Quinn expects the MicroFueler to sell 200 000 units worldwide, and he’s already planning to market it in Brazil, China, and the United Kingdom. In the United States, he’s establishing a network of dealers to distribute feedstock and help users set up their operations. He’s also getting companies and governments to sponsor a carbon coupon program that lets customers buy discounted feedstock. ”MicroFueler customers are not burdened with locating their own sources of feedstock,” Quinn says. ”They just need to pump ethanol into their vehicles.”
To be sure, the MicroFueler is a neat machine. Floyd Butterfield, the other cofounder of E-Fuel, designed it as a kind of cross between a gasoline pump and a washing machine that easily connects to standard home power and water supplies. You load sugar or other types of feedstock into the machine’s tank and press a button; the machine does the rest. It uses sensors and a microcontroller to dispense special yeast and maintain the temperature at ideal conditions for fermentation. Then, in the distillation phase, it uses a single solid-state filter rather than the multiple distillation columns found in conventional systems.
E-Fuel is rather secretive about how it forces the liquid through this membrane system. All it says is that the nanoscale pores let the water pass while holding back the larger alcohol molecules. The result is 99 percent ethanol, a much higher purity than conventional distillers obtain.

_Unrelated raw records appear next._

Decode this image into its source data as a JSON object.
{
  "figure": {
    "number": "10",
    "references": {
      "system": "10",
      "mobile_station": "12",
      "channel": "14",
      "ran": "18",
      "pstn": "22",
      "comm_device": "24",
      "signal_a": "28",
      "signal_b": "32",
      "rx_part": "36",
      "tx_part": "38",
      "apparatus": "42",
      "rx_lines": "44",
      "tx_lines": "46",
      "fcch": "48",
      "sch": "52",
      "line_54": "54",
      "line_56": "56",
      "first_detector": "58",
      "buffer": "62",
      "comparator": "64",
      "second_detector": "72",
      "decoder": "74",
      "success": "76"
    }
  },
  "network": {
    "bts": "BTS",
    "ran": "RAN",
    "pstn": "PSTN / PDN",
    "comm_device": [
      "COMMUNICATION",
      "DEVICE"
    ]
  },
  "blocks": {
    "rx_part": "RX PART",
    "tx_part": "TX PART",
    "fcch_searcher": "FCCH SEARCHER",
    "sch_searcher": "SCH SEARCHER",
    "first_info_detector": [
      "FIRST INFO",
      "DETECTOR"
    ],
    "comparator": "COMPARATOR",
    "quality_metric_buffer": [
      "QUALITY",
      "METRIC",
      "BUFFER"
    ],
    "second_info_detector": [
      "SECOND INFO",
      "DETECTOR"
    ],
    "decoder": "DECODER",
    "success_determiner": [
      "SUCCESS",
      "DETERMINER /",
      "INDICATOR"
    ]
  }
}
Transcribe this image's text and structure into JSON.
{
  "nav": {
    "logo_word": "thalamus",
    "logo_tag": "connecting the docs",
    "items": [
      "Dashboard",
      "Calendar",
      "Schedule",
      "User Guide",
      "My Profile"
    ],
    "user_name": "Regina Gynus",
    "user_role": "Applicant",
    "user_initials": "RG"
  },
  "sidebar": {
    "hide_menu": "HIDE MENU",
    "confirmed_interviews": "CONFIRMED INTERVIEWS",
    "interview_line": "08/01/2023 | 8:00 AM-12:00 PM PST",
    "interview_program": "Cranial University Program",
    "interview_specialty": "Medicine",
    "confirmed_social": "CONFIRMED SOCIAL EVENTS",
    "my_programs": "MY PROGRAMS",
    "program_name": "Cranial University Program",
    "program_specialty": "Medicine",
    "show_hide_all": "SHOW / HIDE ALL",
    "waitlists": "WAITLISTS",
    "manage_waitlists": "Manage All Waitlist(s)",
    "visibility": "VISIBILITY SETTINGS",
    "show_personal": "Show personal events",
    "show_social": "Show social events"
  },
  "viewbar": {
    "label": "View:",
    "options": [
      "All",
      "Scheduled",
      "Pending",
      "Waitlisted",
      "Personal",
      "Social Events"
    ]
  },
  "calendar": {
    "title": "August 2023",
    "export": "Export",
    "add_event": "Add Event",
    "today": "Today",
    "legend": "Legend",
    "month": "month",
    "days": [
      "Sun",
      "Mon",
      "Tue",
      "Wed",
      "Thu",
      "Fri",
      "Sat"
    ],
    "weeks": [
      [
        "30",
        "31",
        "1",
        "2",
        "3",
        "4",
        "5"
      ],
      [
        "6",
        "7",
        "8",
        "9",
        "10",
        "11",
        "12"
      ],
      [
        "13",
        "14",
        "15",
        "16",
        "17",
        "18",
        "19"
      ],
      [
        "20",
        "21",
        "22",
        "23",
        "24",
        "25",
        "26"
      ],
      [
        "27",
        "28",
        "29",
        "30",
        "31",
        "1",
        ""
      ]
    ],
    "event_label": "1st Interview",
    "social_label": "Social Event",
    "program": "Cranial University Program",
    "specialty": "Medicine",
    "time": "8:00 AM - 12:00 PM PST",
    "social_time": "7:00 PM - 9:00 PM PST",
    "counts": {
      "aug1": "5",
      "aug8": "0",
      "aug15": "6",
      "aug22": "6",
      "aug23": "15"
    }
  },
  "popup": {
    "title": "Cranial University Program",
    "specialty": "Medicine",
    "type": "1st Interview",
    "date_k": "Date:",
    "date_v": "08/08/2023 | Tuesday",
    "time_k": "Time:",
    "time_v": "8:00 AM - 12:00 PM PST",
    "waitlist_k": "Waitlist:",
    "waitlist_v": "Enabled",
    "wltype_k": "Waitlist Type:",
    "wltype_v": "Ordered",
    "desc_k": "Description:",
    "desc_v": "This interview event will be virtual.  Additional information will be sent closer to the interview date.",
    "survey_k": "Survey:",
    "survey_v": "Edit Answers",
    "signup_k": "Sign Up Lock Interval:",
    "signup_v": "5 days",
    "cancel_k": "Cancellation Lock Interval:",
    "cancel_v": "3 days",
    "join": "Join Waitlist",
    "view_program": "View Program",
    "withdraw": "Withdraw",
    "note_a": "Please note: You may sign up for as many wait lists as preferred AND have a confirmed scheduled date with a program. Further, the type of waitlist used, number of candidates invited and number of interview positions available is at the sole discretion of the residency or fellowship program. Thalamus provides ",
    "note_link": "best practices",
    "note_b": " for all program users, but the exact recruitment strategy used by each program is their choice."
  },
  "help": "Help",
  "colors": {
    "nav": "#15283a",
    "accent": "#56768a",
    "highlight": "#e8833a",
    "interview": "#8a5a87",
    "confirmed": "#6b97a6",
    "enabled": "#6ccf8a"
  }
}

Day, of the Audubon Sugar Institute, remains skeptical. He argues that if the main feedstock is sugar, the economics remain shaky. The prospects of getting hold of cheap sugar in the coming years are far from certain. In fact, U.S. prices will likely go up, now that two major hurricanes have hit the country’s sugar-producing regions and high fuel costs have pushed many producers out of business. Prices also depend on politics—the subsidies and import limits negotiated between the government and the U.S. sugar industry. As for the cheap Mexican supply, Day says, ”Tell me where it is and I’ll go buy some.”
There are just too many economic variables: sugar prices, gasoline prices, government politics, Mexican supplies, and so on. Last summer, with gas reaching $4.11 a gallon in the United States, home distillation might almost have seemed worthwhile. But as of late November, prices were down to less than $2. The current global economic slowdown may help keep prices at those levels, while sugar prices may increase, making ethanol home brewing a sweet deal turned sour.
For more articles, go to Winners & Losers 2009 Special Report.
Snapshot: The 200-Proof Solution
Goal: To produce sugar-based ethanol at home for US $1 a gallon.
Why it’s a loser: The economics don’t add up when all costs are factored in; transporting sugar to people’s homes will burn lots of fossil fuel.
Who: E-Fuel Corp.
Where: Los Gatos, Calif.
Staff: Info not available
Budget: Info not available
When: Started shipping in late 2008